Material supplied
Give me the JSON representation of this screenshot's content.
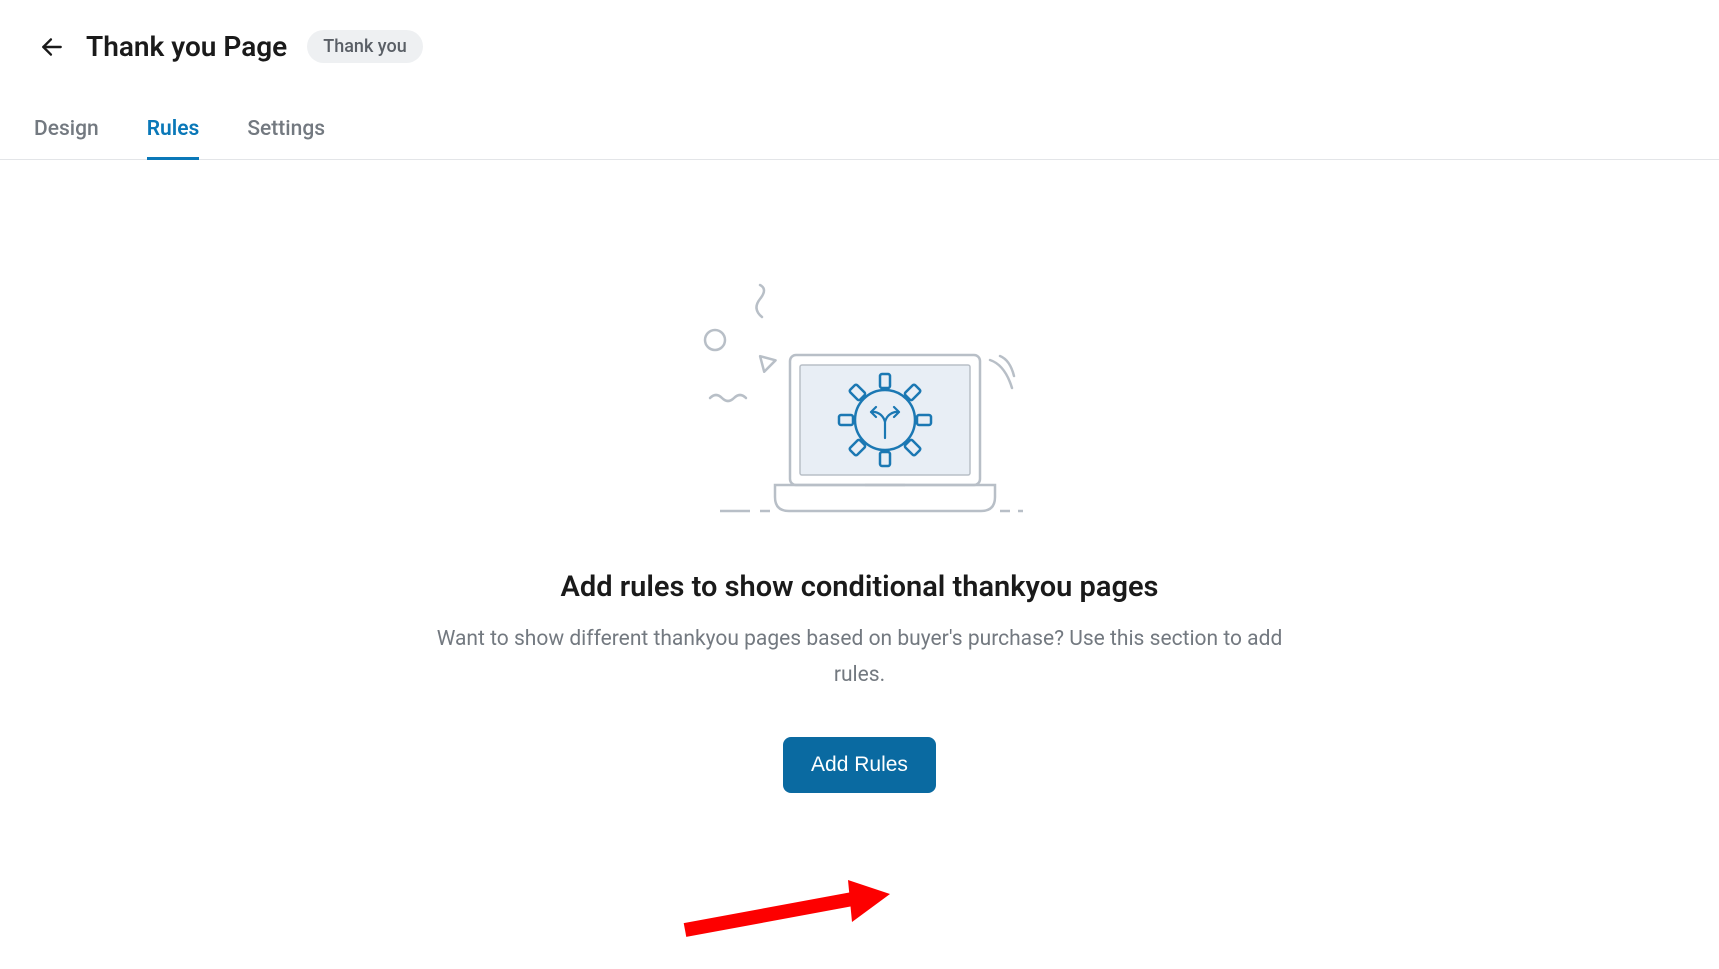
{
  "header": {
    "title": "Thank you Page",
    "badge": "Thank you"
  },
  "tabs": [
    {
      "label": "Design",
      "active": false
    },
    {
      "label": "Rules",
      "active": true
    },
    {
      "label": "Settings",
      "active": false
    }
  ],
  "empty_state": {
    "heading": "Add rules to show conditional thankyou pages",
    "subtext": "Want to show different thankyou pages based on buyer's purchase? Use this section to add rules.",
    "button_label": "Add Rules"
  }
}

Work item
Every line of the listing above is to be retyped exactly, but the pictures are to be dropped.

Reply to the exercise
Give me the JSON representation of this screenshot's content.
{
  "header": {
    "title": "Thank you Page",
    "badge": "Thank you"
  },
  "tabs": [
    {
      "label": "Design",
      "active": false
    },
    {
      "label": "Rules",
      "active": true
    },
    {
      "label": "Settings",
      "active": false
    }
  ],
  "empty_state": {
    "heading": "Add rules to show conditional thankyou pages",
    "subtext": "Want to show different thankyou pages based on buyer's purchase? Use this section to add rules.",
    "button_label": "Add Rules"
  }
}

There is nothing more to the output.